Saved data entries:
Segment Open

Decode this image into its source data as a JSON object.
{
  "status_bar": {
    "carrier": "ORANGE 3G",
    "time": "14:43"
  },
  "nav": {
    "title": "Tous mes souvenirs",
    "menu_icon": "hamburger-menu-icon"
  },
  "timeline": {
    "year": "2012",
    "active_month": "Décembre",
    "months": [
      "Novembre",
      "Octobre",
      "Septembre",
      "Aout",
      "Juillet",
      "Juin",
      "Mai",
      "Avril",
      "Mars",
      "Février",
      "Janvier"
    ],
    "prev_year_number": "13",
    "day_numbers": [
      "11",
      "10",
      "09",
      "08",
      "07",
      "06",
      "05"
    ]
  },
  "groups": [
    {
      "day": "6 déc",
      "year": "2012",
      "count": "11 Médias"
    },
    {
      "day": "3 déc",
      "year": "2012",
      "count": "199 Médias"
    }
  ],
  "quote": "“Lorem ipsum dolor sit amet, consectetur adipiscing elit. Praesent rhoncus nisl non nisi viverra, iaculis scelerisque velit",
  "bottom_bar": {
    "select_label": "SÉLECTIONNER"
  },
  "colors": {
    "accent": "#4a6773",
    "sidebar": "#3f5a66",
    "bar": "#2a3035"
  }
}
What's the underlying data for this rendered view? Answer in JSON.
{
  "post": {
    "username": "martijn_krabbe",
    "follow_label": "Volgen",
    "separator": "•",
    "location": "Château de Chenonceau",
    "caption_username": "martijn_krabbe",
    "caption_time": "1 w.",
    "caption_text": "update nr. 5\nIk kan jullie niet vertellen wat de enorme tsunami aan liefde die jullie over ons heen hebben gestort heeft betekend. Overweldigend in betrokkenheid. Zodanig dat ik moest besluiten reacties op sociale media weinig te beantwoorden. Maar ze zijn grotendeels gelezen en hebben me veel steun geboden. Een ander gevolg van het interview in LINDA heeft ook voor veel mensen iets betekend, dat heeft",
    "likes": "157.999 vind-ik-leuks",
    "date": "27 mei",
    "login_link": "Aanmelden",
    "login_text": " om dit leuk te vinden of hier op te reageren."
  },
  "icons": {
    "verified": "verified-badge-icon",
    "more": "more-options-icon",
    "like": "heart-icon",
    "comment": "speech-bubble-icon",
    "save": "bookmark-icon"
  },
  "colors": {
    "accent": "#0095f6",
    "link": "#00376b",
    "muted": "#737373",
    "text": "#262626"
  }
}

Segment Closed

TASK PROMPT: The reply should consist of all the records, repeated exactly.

RESPONSE:
Decode this image into its source data as a JSON object.
{
  "status_bar": {
    "carrier": "ORANGE 3G",
    "time": "14:43"
  },
  "nav": {
    "title": "Tous mes souvenirs",
    "menu_icon": "hamburger-menu-icon"
  },
  "timeline": {
    "year": "2012",
    "active_month": "Décembre",
    "months": [
      "Novembre",
      "Octobre",
      "Septembre",
      "Aout",
      "Juillet",
      "Juin",
      "Mai",
      "Avril",
      "Mars",
      "Février",
      "Janvier"
    ],
    "prev_year_number": "13",
    "day_numbers": [
      "11",
      "10",
      "09",
      "08",
      "07",
      "06",
      "05"
    ]
  },
  "groups": [
    {
      "day": "6 déc",
      "year": "2012",
      "count": "11 Médias"
    },
    {
      "day": "3 déc",
      "year": "2012",
      "count": "199 Médias"
    }
  ],
  "quote": "“Lorem ipsum dolor sit amet, consectetur adipiscing elit. Praesent rhoncus nisl non nisi viverra, iaculis scelerisque velit",
  "bottom_bar": {
    "select_label": "SÉLECTIONNER"
  },
  "colors": {
    "accent": "#4a6773",
    "sidebar": "#3f5a66",
    "bar": "#2a3035"
  }
}
What's the underlying data for this rendered view? Answer in JSON.
{
  "post": {
    "username": "martijn_krabbe",
    "follow_label": "Volgen",
    "separator": "•",
    "location": "Château de Chenonceau",
    "caption_username": "martijn_krabbe",
    "caption_time": "1 w.",
    "caption_text": "update nr. 5\nIk kan jullie niet vertellen wat de enorme tsunami aan liefde die jullie over ons heen hebben gestort heeft betekend. Overweldigend in betrokkenheid. Zodanig dat ik moest besluiten reacties op sociale media weinig te beantwoorden. Maar ze zijn grotendeels gelezen en hebben me veel steun geboden. Een ander gevolg van het interview in LINDA heeft ook voor veel mensen iets betekend, dat heeft",
    "likes": "157.999 vind-ik-leuks",
    "date": "27 mei",
    "login_link": "Aanmelden",
    "login_text": " om dit leuk te vinden of hier op te reageren."
  },
  "icons": {
    "verified": "verified-badge-icon",
    "more": "more-options-icon",
    "like": "heart-icon",
    "comment": "speech-bubble-icon",
    "save": "bookmark-icon"
  },
  "colors": {
    "accent": "#0095f6",
    "link": "#00376b",
    "muted": "#737373",
    "text": "#262626"
  }
}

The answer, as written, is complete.